BEGIN Task input
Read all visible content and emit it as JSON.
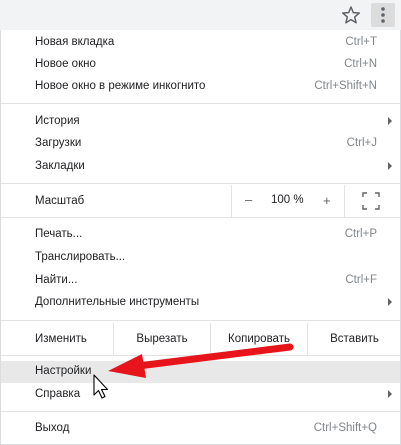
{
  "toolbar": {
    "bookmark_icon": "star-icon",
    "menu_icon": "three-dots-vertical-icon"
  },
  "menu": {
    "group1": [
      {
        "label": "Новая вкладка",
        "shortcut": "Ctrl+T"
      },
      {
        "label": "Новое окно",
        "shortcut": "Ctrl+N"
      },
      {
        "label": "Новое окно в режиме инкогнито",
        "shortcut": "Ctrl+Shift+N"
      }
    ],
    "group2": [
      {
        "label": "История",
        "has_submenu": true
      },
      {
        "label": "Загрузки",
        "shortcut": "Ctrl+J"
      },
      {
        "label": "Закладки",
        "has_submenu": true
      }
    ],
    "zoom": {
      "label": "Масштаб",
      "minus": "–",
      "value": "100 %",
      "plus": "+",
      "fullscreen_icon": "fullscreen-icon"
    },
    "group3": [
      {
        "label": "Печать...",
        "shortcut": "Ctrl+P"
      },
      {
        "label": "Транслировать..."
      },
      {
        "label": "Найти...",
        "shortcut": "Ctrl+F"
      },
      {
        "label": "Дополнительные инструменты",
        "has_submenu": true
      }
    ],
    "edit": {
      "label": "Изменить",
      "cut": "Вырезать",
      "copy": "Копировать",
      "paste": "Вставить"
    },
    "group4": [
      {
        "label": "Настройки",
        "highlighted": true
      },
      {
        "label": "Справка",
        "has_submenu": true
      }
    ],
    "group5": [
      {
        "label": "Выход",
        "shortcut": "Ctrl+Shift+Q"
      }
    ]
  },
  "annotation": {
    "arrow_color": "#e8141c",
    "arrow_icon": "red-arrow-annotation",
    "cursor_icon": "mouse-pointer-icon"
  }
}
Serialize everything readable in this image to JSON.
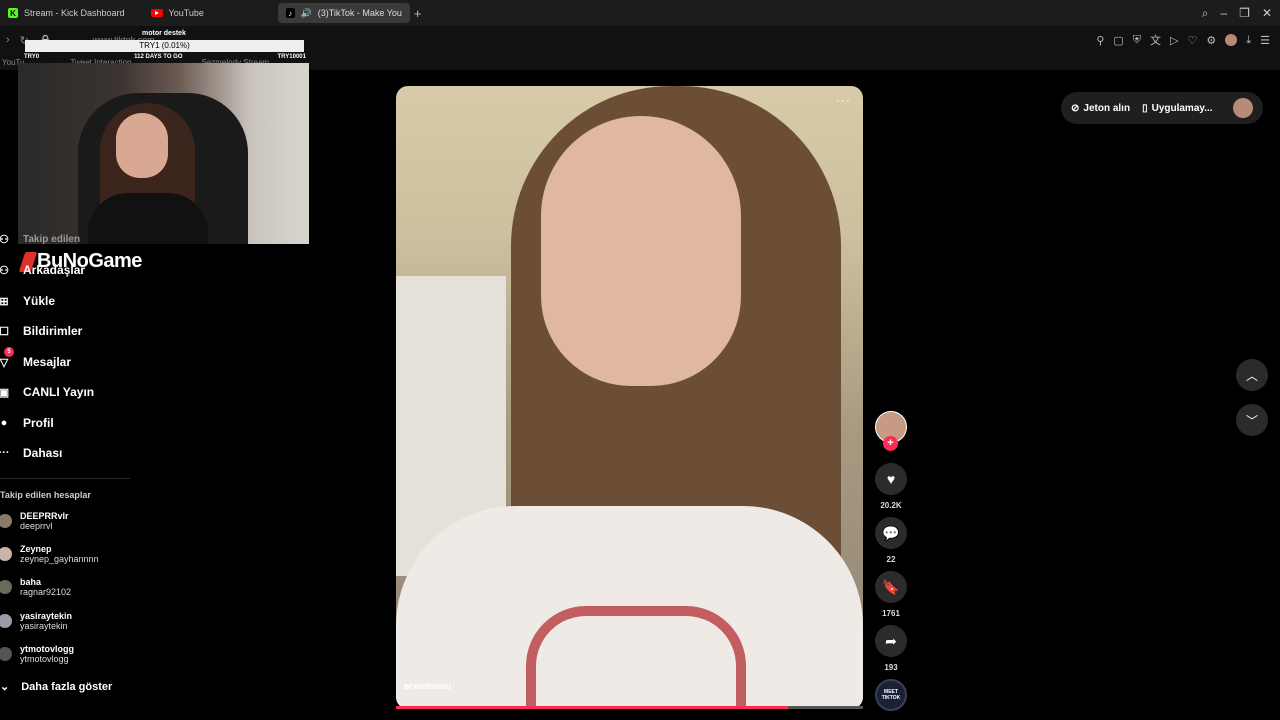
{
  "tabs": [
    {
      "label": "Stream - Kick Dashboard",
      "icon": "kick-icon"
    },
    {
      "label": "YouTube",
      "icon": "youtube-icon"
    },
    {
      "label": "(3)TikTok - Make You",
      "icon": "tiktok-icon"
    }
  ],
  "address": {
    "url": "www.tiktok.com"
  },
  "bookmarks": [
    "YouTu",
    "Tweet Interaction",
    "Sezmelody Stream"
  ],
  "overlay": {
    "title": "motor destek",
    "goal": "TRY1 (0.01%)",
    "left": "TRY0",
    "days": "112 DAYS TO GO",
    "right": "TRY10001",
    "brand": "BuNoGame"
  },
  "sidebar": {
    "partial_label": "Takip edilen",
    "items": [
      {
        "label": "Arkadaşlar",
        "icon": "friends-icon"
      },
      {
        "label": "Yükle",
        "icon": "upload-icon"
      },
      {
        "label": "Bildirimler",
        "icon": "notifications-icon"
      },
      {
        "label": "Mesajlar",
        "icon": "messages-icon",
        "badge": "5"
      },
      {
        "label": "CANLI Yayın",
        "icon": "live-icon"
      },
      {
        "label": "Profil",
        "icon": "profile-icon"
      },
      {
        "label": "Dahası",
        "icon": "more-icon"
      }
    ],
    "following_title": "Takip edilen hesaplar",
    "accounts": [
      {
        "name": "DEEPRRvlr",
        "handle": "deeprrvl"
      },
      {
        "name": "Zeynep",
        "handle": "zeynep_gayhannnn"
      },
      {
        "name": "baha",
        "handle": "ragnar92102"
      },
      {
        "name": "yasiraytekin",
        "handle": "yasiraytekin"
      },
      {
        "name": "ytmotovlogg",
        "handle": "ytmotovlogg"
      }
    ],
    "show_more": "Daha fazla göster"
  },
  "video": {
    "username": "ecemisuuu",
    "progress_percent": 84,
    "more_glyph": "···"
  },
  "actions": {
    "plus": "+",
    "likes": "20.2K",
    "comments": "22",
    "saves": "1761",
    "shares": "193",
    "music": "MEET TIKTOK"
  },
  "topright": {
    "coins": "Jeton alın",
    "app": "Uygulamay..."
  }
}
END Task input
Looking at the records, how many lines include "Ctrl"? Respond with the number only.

7